**ABOUT THIS TASK:** Collect each line of the entries that holds the string "title".

**INPUT FOR THIS TASK:**
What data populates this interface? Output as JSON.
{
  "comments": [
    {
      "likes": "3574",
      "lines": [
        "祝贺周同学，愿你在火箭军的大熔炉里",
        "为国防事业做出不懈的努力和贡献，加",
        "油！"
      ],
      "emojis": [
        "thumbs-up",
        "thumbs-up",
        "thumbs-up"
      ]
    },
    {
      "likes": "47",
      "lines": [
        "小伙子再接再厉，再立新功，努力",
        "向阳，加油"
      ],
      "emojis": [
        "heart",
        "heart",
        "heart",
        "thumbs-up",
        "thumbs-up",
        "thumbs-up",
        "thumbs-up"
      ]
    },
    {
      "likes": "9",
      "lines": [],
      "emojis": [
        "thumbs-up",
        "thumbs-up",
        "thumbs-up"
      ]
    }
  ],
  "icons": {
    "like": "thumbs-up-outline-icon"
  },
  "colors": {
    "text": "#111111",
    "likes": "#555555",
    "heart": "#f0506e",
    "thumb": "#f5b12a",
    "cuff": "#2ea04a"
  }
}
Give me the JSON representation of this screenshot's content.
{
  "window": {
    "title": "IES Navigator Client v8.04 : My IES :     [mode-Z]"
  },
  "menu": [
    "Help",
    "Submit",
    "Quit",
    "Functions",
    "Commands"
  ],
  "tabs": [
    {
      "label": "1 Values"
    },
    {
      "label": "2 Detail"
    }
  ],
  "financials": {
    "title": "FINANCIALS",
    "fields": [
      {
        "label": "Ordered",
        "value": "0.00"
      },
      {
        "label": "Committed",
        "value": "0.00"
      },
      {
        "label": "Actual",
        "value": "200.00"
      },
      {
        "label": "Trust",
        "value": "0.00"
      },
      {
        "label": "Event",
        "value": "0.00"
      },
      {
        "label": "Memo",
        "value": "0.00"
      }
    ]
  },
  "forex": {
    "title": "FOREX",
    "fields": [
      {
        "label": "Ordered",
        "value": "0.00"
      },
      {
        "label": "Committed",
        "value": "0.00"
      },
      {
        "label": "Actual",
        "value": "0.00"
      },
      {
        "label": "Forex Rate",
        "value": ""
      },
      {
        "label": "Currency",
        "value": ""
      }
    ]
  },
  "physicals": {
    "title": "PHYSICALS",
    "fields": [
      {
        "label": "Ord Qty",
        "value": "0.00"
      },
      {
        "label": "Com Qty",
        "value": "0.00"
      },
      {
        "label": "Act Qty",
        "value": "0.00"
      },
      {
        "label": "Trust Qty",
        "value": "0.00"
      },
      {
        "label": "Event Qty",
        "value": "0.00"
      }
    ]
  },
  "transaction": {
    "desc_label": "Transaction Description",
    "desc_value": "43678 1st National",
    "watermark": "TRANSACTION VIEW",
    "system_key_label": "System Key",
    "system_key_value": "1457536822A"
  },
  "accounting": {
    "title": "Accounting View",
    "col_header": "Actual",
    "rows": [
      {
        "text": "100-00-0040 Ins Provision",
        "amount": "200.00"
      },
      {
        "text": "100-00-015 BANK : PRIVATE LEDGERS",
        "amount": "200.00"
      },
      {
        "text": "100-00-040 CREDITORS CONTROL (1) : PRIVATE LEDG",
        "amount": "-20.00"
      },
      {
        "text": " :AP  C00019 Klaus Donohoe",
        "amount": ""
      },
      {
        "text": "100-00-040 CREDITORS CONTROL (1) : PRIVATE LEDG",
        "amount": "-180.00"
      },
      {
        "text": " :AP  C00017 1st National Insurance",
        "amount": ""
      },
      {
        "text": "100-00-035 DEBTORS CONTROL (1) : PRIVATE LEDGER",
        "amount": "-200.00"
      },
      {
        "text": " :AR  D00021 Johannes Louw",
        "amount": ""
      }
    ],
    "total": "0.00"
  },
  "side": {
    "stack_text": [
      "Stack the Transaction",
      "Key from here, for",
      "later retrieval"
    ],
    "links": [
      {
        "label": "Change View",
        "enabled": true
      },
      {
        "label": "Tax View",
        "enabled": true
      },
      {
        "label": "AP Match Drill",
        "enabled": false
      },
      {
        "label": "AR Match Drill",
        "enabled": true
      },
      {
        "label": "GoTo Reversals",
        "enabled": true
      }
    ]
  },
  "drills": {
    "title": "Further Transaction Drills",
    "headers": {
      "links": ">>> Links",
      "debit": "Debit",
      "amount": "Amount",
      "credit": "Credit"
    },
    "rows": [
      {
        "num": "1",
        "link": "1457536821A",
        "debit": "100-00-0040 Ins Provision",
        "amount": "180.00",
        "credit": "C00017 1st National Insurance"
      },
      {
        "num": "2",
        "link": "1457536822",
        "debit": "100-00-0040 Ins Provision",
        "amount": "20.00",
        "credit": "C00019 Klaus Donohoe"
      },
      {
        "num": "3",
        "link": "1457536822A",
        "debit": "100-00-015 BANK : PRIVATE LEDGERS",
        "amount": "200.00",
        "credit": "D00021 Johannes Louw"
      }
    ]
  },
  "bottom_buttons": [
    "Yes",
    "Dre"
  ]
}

**COMPLETED EXERCISE:**
    "title": "IES Navigator Client v8.04 : My IES :     [mode-Z]"
    "title": "FINANCIALS",
    "title": "FOREX",
    "title": "PHYSICALS",
    "title": "Accounting View",
    "title": "Further Transaction Drills",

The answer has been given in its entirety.